-- What you will do --
I would like you to return all of the records exactly as they stand.

□ □ □ □ □ □ □

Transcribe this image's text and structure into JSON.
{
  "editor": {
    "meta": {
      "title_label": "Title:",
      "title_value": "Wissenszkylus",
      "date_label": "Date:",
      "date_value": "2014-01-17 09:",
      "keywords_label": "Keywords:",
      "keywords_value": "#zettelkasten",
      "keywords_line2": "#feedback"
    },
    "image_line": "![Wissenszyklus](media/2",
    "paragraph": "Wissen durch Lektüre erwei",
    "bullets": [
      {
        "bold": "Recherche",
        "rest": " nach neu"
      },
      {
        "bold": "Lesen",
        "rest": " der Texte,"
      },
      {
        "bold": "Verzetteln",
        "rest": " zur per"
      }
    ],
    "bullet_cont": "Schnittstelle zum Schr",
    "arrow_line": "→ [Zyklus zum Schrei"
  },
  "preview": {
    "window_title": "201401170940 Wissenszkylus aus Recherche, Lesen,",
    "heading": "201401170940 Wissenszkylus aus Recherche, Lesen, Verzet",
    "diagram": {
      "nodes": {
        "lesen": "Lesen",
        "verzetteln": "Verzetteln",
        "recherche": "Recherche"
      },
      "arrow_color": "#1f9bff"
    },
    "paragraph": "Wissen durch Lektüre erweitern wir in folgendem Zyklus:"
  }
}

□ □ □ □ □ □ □

-- Result --
Transcribe this image's text and structure into JSON.
{
  "editor": {
    "meta": {
      "title_label": "Title:",
      "title_value": "Wissenszkylus",
      "date_label": "Date:",
      "date_value": "2014-01-17 09:",
      "keywords_label": "Keywords:",
      "keywords_value": "#zettelkasten",
      "keywords_line2": "#feedback"
    },
    "image_line": "![Wissenszyklus](media/2",
    "paragraph": "Wissen durch Lektüre erwei",
    "bullets": [
      {
        "bold": "Recherche",
        "rest": " nach neu"
      },
      {
        "bold": "Lesen",
        "rest": " der Texte,"
      },
      {
        "bold": "Verzetteln",
        "rest": " zur per"
      }
    ],
    "bullet_cont": "Schnittstelle zum Schr",
    "arrow_line": "→ [Zyklus zum Schrei"
  },
  "preview": {
    "window_title": "201401170940 Wissenszkylus aus Recherche, Lesen,",
    "heading": "201401170940 Wissenszkylus aus Recherche, Lesen, Verzet",
    "diagram": {
      "nodes": {
        "lesen": "Lesen",
        "verzetteln": "Verzetteln",
        "recherche": "Recherche"
      },
      "arrow_color": "#1f9bff"
    },
    "paragraph": "Wissen durch Lektüre erweitern wir in folgendem Zyklus:"
  }
}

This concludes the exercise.